From the College of Veterinary Medicine & Biomedical Sciences, Texas A&M University
As the temperatures begin to drop, many pet owners worry about their pets spending time outdoors. Here are some tips for keeping the four-legged members of your family warm and safe during the winter months.
For smaller pets, keeping them inside as much as possible during the colder weather can be the most beneficial. If your pet is primarily an indoor pet, this shouldn’t be much of a change. Nonetheless, short exposure to the outside cold can be fine and is usually not detrimental to the pet’s health.
“Dogs and cats shiver a lot like people. This action is used to help generate body heat in cold climates,” said Dr. Alison Diesel, clinical assistant professor at the Texas A&M College of Veterinary Medicine & Biomedical Sciences. “If your pet shivers while outside, shorten the length of your trips together to help reduce this trembling. Providing extra bedding like blankets and towels will also keep your pets warm and cozy.”

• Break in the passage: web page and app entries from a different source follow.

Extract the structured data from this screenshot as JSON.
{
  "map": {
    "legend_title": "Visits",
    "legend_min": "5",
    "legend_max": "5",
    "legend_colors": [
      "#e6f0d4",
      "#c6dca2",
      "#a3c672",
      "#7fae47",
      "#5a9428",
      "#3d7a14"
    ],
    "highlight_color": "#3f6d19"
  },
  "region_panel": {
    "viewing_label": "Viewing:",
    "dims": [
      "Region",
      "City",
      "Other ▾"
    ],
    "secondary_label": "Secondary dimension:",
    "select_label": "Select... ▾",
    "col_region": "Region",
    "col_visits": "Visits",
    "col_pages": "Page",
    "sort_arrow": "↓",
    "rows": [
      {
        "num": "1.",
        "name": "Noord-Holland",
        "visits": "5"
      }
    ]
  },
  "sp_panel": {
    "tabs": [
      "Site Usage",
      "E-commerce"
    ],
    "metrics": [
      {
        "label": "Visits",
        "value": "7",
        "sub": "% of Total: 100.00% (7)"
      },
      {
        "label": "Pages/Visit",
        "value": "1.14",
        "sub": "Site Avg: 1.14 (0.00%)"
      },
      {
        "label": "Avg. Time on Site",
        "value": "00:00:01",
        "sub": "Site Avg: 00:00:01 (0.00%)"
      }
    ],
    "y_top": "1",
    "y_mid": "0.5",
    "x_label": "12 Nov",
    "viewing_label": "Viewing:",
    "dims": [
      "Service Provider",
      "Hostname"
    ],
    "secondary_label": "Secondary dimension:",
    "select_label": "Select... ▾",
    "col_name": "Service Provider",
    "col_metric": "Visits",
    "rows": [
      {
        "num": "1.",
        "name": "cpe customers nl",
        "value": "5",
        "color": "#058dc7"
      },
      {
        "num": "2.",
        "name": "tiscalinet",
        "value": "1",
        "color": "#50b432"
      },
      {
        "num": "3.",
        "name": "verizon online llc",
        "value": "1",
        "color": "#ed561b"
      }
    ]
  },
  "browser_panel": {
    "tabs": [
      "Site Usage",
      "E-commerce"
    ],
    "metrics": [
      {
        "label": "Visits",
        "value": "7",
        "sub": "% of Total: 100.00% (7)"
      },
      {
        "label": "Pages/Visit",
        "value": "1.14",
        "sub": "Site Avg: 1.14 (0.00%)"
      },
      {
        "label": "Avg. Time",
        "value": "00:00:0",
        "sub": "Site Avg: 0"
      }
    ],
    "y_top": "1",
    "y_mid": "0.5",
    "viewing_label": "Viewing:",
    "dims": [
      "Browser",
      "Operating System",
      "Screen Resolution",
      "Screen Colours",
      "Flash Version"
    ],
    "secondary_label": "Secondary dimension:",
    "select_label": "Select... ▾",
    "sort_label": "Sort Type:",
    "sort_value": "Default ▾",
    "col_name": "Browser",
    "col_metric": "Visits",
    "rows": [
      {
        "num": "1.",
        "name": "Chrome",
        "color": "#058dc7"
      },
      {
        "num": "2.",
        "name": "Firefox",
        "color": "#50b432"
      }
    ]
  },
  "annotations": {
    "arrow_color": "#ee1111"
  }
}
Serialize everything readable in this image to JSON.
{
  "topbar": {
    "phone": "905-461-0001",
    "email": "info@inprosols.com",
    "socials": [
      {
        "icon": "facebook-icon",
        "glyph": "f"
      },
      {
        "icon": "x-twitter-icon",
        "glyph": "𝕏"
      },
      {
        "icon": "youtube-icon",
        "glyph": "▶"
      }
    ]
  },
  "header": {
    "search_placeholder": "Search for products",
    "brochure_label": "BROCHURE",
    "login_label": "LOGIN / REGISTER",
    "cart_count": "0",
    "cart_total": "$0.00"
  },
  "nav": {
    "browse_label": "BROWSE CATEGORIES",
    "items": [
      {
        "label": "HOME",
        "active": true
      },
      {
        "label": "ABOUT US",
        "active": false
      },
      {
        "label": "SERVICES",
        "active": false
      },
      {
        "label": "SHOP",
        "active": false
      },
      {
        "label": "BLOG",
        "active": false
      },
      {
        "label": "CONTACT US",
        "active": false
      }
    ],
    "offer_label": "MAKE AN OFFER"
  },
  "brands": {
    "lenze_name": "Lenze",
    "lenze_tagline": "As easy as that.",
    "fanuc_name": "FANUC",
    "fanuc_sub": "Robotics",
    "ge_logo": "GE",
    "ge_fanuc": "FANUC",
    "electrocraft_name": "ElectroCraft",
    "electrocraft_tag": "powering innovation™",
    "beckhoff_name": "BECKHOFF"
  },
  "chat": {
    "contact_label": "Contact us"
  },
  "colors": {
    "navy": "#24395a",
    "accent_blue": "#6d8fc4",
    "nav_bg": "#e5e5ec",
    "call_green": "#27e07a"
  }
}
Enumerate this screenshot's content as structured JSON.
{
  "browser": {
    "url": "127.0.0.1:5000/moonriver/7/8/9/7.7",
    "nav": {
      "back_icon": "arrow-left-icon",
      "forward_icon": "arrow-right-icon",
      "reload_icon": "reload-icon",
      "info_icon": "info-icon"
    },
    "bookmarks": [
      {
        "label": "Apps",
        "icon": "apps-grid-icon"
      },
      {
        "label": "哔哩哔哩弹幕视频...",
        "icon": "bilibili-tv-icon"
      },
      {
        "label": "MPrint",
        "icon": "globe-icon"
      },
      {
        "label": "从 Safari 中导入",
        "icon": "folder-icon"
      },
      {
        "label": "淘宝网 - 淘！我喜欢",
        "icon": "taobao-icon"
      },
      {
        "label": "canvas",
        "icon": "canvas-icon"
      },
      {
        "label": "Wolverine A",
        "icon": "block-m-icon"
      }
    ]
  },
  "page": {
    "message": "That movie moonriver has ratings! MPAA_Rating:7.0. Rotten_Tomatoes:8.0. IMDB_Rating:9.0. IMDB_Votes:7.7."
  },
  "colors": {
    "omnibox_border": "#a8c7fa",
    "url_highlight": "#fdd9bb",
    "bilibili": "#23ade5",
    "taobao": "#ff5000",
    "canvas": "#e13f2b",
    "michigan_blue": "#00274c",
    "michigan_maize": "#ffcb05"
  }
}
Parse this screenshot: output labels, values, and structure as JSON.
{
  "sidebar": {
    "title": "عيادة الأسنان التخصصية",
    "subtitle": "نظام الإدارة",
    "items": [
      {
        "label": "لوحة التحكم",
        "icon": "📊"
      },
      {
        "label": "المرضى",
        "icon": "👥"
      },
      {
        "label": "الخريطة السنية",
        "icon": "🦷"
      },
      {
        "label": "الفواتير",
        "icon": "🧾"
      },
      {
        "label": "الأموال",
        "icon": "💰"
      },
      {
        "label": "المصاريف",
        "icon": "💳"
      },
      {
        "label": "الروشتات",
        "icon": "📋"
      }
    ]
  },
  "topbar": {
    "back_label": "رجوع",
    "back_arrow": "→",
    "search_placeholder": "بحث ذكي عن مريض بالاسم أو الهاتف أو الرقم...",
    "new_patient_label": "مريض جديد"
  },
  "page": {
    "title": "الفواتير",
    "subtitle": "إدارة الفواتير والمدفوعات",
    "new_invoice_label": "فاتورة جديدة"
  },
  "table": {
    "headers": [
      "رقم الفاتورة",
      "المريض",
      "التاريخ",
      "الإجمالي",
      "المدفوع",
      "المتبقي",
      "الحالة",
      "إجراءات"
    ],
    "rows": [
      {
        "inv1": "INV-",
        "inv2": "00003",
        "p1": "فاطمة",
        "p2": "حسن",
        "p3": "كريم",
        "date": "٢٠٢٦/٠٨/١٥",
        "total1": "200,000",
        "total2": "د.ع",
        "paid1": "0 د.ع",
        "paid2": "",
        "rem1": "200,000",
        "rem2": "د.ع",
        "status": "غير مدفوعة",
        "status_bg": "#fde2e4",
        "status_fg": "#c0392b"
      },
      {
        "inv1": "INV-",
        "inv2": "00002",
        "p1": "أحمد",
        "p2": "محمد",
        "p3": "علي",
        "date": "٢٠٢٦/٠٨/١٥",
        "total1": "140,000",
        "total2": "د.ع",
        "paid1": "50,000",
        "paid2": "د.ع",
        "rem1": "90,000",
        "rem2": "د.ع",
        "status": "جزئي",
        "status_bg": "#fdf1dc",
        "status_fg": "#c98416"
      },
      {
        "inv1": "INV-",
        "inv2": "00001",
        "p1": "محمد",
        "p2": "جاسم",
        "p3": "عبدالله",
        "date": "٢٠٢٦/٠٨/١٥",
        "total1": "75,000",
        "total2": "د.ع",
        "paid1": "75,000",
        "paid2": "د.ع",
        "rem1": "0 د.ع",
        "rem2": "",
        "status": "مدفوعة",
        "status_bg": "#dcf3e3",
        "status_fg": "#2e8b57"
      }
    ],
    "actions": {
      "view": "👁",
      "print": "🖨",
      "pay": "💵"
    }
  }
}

Signs that your pet is uncomfortably cold may include excessive whining, shivering, appearing anxious, slowing down or stopping, and looking for a warm place to burrow. If they begin to exhibit any of these behaviors, you should bring them inside (if outside), or wrap them in a blanket in a warm room.
For larger pets that cannot come inside, making sure they have an adequate outdoor shelter is important for their comfort and safety. Shelters such as doghouses and stables can be very helpful during cold winds, and should have extra bedding (such as blankets, towels, hay, etc.) added for additional warmth.
“An important thing to remember for outdoor pets is to make sure they always have a fresh supply of water,” said Diesel. “If it gets cold enough to freeze, this water source should be checked regularly to make sure the water doesn’t freeze over. Moving water sources like fountains are less likely to do this.”
You should also be extra-cautious with your senior, arthritic, or frail pet during the winter. Cold weather can be especially difficult for senior pets and those with degenerative joint disease or another chronic, debilitating condition. Make sure that this pet has soft, warm bedding that they can rest in, and since arthritis worsens during cold and damp weather, take special care to handle them gently.
Finally, cats that are left outdoors during a cold night may seek warmth by crawling up under the hoods of cars or into the wheel wells. Starting or moving the vehicle can hurt or even kill a cat taking shelter inside you car. During the winter months, it’s a good idea to bang loudly on your car hood before starting the engine as a warning to a cat that might be in or around your vehicle.
Just like people, some pets do better with colder temperatures than others. It is important to take into consideration your pet’s size, as well as age and health condition, when preparing for the winter months ahead.
Pet Talk is a service of the College of Veterinary Medicine & Biomedical Sciences, Texas A&M University. Stories can be viewed online at vetmed.tamu.edu/pet-talk. Suggestions for future topics may be directed to email@example.com.
Posted Dec. 1, 2014